To the north in Xingjiang province, Beijing dreams of running a huge water pipe down from Tibet to turn the arid desert landscape of the Islamic area into a flower-strewn “new California.” The water would come from the Brahmaputra River, which currently tumbles into India and Bangladesh and waters Kaziranga National Park and the Sundarbans, but which would be diverted and rechanneled into Xingjiang, if all goes to plan. This is not mere tinkering with the environment but large-scale anthropogenic change that would have consequences for everyone involved—China, the Tibetans, the Uyghur people of Xingjiang (one million of whom are now estimated to be incarcerated in re-education camps), India, Bangladesh—and all the wildlife in between.
The Gobi Desert of Inner Mongolia is expanding, threatening even the capital of Beijing with sandstorms and hence poor air quality; I’ve experienced the effects of the sandstorms myself far way in Taipei. To top it all off, more evidence points to China being the source of the ozone-destroying gas that has been banned across the globe; rogue factories are thought to be responsible.
But China is so big that its tastes, desires, and demands have a massive outsized impact beyond its borders. While its ivory ban has spurred a decline in ivory sales, a twisted taste for “blood beads” made from the skin of recently slaughtered (or still living) elephants is appalling; most of these elephants come from the jungles of Myanmar. China had a hand in voting down a plan for the creation of the world’s largest marine reserve in Antarctica, while Xi Jinping himself has said that he wants to see more Chinese investment in Sihanoukville on the Cambodian coast, a strategic location with major military and environmental implications. However, some are beginning to doubt the feasibility of the Belt and Road Initiative (BRI), with Malaysia and Pakistan leading the way. From an environmental standpoint, the BRI is the last thing the world needs.
And so it is a mixed bag for China’s natural heritage; gains are made while losses continue, problems are addressed while others are exacerbated. What is the plan, and is there any rhyme or reason?

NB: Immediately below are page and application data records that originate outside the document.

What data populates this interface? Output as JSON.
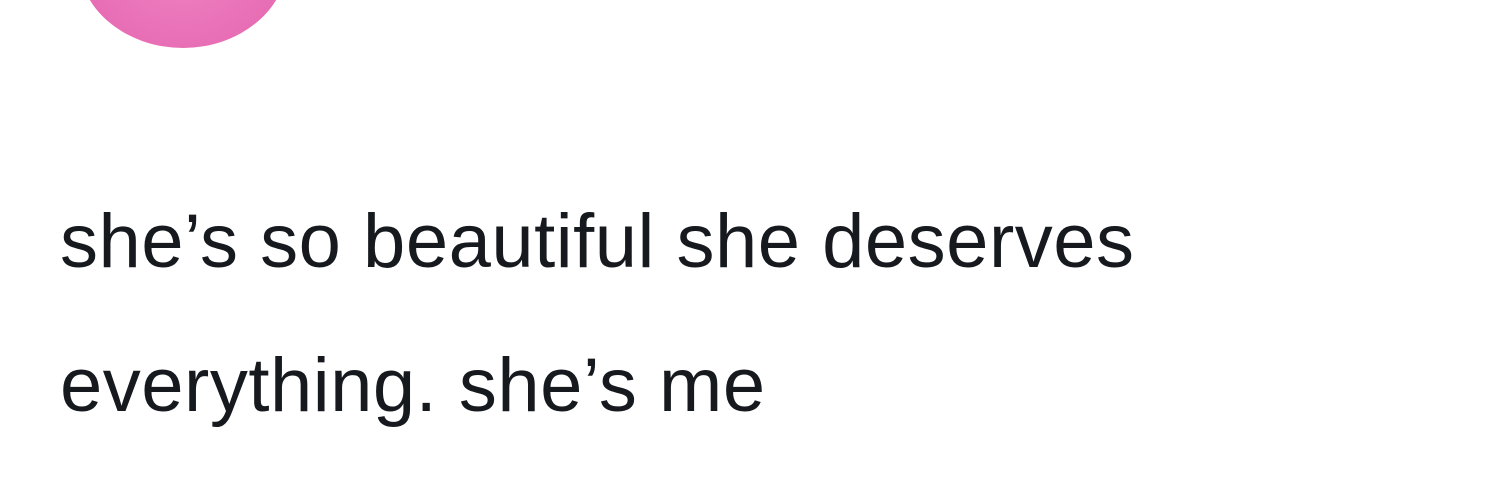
{
  "tweet": {
    "avatar_color": "#ea72b8",
    "text_lines": [
      "she’s so beautiful she deserves",
      "everything. she’s me"
    ]
  }
}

As is the case with so many things in China, it’s difficult to know for sure.
Gregory McCann is the Project Coordinator for Habitat ID and the author of the book Called Away by a Mountain Spirit: Journeys to the Green Corridor.